- _Exercise goal_
Word for word, give every line of the listing again.
==*==
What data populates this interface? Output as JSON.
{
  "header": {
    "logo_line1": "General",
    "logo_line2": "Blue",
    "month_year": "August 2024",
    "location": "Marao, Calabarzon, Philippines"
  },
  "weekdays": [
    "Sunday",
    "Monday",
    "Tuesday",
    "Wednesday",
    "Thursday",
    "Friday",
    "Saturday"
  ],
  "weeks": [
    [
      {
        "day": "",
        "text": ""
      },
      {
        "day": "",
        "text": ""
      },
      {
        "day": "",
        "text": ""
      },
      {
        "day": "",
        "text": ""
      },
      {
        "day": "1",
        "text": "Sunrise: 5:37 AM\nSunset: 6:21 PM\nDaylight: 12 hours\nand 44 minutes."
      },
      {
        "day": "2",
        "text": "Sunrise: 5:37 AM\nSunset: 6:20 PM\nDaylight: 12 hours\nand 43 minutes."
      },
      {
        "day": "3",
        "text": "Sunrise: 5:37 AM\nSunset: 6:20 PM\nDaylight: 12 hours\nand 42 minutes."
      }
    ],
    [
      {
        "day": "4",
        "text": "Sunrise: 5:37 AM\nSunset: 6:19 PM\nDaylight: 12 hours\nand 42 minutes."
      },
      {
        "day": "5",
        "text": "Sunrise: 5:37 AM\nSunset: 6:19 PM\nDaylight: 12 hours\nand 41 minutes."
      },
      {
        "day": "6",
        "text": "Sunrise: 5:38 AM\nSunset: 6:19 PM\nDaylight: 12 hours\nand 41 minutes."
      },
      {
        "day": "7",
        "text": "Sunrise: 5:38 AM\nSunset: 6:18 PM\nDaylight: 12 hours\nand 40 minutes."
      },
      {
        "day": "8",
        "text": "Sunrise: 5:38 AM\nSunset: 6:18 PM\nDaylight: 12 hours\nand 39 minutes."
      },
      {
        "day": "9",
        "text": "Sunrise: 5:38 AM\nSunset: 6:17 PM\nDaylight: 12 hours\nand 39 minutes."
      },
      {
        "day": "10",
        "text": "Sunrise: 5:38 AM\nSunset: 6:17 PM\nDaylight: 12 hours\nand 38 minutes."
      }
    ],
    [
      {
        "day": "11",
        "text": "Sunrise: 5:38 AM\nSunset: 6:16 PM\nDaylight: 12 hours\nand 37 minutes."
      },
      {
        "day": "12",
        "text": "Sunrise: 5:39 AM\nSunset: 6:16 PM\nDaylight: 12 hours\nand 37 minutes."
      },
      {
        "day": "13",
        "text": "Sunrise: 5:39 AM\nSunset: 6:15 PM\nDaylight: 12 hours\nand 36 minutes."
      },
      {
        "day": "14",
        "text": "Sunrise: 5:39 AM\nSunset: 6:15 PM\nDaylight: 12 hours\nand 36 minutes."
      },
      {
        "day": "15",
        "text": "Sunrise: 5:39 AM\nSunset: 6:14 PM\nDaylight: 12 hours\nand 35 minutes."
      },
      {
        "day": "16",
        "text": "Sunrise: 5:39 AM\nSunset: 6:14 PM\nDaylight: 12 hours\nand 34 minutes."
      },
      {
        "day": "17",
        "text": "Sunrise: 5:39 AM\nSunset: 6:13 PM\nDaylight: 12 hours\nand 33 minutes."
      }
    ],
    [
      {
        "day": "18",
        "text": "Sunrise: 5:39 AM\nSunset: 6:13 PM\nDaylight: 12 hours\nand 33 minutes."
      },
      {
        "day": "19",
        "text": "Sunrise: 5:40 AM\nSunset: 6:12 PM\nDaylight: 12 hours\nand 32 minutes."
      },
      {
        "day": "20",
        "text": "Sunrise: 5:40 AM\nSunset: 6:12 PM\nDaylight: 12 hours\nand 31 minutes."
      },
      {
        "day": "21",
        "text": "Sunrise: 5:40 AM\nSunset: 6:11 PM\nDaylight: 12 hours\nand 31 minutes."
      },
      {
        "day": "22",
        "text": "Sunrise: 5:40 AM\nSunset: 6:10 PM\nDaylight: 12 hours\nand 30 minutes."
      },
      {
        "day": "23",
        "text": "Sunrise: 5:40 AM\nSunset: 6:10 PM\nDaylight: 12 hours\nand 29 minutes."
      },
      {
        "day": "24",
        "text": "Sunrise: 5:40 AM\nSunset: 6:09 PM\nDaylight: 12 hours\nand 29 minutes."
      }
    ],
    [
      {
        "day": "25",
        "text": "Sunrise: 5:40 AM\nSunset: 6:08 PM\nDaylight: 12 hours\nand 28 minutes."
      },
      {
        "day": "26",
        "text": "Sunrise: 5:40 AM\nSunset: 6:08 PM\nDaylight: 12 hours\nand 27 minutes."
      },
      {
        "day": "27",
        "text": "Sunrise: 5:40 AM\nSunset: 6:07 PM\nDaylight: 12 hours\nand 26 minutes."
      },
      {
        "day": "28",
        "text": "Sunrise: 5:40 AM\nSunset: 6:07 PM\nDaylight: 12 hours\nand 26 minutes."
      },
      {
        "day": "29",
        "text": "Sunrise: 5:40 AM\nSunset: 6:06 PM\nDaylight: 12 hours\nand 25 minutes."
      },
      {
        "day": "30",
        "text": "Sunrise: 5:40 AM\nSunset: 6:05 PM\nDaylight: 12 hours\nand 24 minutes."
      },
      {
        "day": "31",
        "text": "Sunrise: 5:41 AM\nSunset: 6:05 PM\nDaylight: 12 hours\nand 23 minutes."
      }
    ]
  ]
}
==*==
- _Task result_
What data populates this interface? Output as JSON.
{
  "header": {
    "logo_line1": "General",
    "logo_line2": "Blue",
    "month_year": "August 2024",
    "location": "Marao, Calabarzon, Philippines"
  },
  "weekdays": [
    "Sunday",
    "Monday",
    "Tuesday",
    "Wednesday",
    "Thursday",
    "Friday",
    "Saturday"
  ],
  "weeks": [
    [
      {
        "day": "",
        "text": ""
      },
      {
        "day": "",
        "text": ""
      },
      {
        "day": "",
        "text": ""
      },
      {
        "day": "",
        "text": ""
      },
      {
        "day": "1",
        "text": "Sunrise: 5:37 AM\nSunset: 6:21 PM\nDaylight: 12 hours\nand 44 minutes."
      },
      {
        "day": "2",
        "text": "Sunrise: 5:37 AM\nSunset: 6:20 PM\nDaylight: 12 hours\nand 43 minutes."
      },
      {
        "day": "3",
        "text": "Sunrise: 5:37 AM\nSunset: 6:20 PM\nDaylight: 12 hours\nand 42 minutes."
      }
    ],
    [
      {
        "day": "4",
        "text": "Sunrise: 5:37 AM\nSunset: 6:19 PM\nDaylight: 12 hours\nand 42 minutes."
      },
      {
        "day": "5",
        "text": "Sunrise: 5:37 AM\nSunset: 6:19 PM\nDaylight: 12 hours\nand 41 minutes."
      },
      {
        "day": "6",
        "text": "Sunrise: 5:38 AM\nSunset: 6:19 PM\nDaylight: 12 hours\nand 41 minutes."
      },
      {
        "day": "7",
        "text": "Sunrise: 5:38 AM\nSunset: 6:18 PM\nDaylight: 12 hours\nand 40 minutes."
      },
      {
        "day": "8",
        "text": "Sunrise: 5:38 AM\nSunset: 6:18 PM\nDaylight: 12 hours\nand 39 minutes."
      },
      {
        "day": "9",
        "text": "Sunrise: 5:38 AM\nSunset: 6:17 PM\nDaylight: 12 hours\nand 39 minutes."
      },
      {
        "day": "10",
        "text": "Sunrise: 5:38 AM\nSunset: 6:17 PM\nDaylight: 12 hours\nand 38 minutes."
      }
    ],
    [
      {
        "day": "11",
        "text": "Sunrise: 5:38 AM\nSunset: 6:16 PM\nDaylight: 12 hours\nand 37 minutes."
      },
      {
        "day": "12",
        "text": "Sunrise: 5:39 AM\nSunset: 6:16 PM\nDaylight: 12 hours\nand 37 minutes."
      },
      {
        "day": "13",
        "text": "Sunrise: 5:39 AM\nSunset: 6:15 PM\nDaylight: 12 hours\nand 36 minutes."
      },
      {
        "day": "14",
        "text": "Sunrise: 5:39 AM\nSunset: 6:15 PM\nDaylight: 12 hours\nand 36 minutes."
      },
      {
        "day": "15",
        "text": "Sunrise: 5:39 AM\nSunset: 6:14 PM\nDaylight: 12 hours\nand 35 minutes."
      },
      {
        "day": "16",
        "text": "Sunrise: 5:39 AM\nSunset: 6:14 PM\nDaylight: 12 hours\nand 34 minutes."
      },
      {
        "day": "17",
        "text": "Sunrise: 5:39 AM\nSunset: 6:13 PM\nDaylight: 12 hours\nand 33 minutes."
      }
    ],
    [
      {
        "day": "18",
        "text": "Sunrise: 5:39 AM\nSunset: 6:13 PM\nDaylight: 12 hours\nand 33 minutes."
      },
      {
        "day": "19",
        "text": "Sunrise: 5:40 AM\nSunset: 6:12 PM\nDaylight: 12 hours\nand 32 minutes."
      },
      {
        "day": "20",
        "text": "Sunrise: 5:40 AM\nSunset: 6:12 PM\nDaylight: 12 hours\nand 31 minutes."
      },
      {
        "day": "21",
        "text": "Sunrise: 5:40 AM\nSunset: 6:11 PM\nDaylight: 12 hours\nand 31 minutes."
      },
      {
        "day": "22",
        "text": "Sunrise: 5:40 AM\nSunset: 6:10 PM\nDaylight: 12 hours\nand 30 minutes."
      },
      {
        "day": "23",
        "text": "Sunrise: 5:40 AM\nSunset: 6:10 PM\nDaylight: 12 hours\nand 29 minutes."
      },
      {
        "day": "24",
        "text": "Sunrise: 5:40 AM\nSunset: 6:09 PM\nDaylight: 12 hours\nand 29 minutes."
      }
    ],
    [
      {
        "day": "25",
        "text": "Sunrise: 5:40 AM\nSunset: 6:08 PM\nDaylight: 12 hours\nand 28 minutes."
      },
      {
        "day": "26",
        "text": "Sunrise: 5:40 AM\nSunset: 6:08 PM\nDaylight: 12 hours\nand 27 minutes."
      },
      {
        "day": "27",
        "text": "Sunrise: 5:40 AM\nSunset: 6:07 PM\nDaylight: 12 hours\nand 26 minutes."
      },
      {
        "day": "28",
        "text": "Sunrise: 5:40 AM\nSunset: 6:07 PM\nDaylight: 12 hours\nand 26 minutes."
      },
      {
        "day": "29",
        "text": "Sunrise: 5:40 AM\nSunset: 6:06 PM\nDaylight: 12 hours\nand 25 minutes."
      },
      {
        "day": "30",
        "text": "Sunrise: 5:40 AM\nSunset: 6:05 PM\nDaylight: 12 hours\nand 24 minutes."
      },
      {
        "day": "31",
        "text": "Sunrise: 5:41 AM\nSunset: 6:05 PM\nDaylight: 12 hours\nand 23 minutes."
      }
    ]
  ]
}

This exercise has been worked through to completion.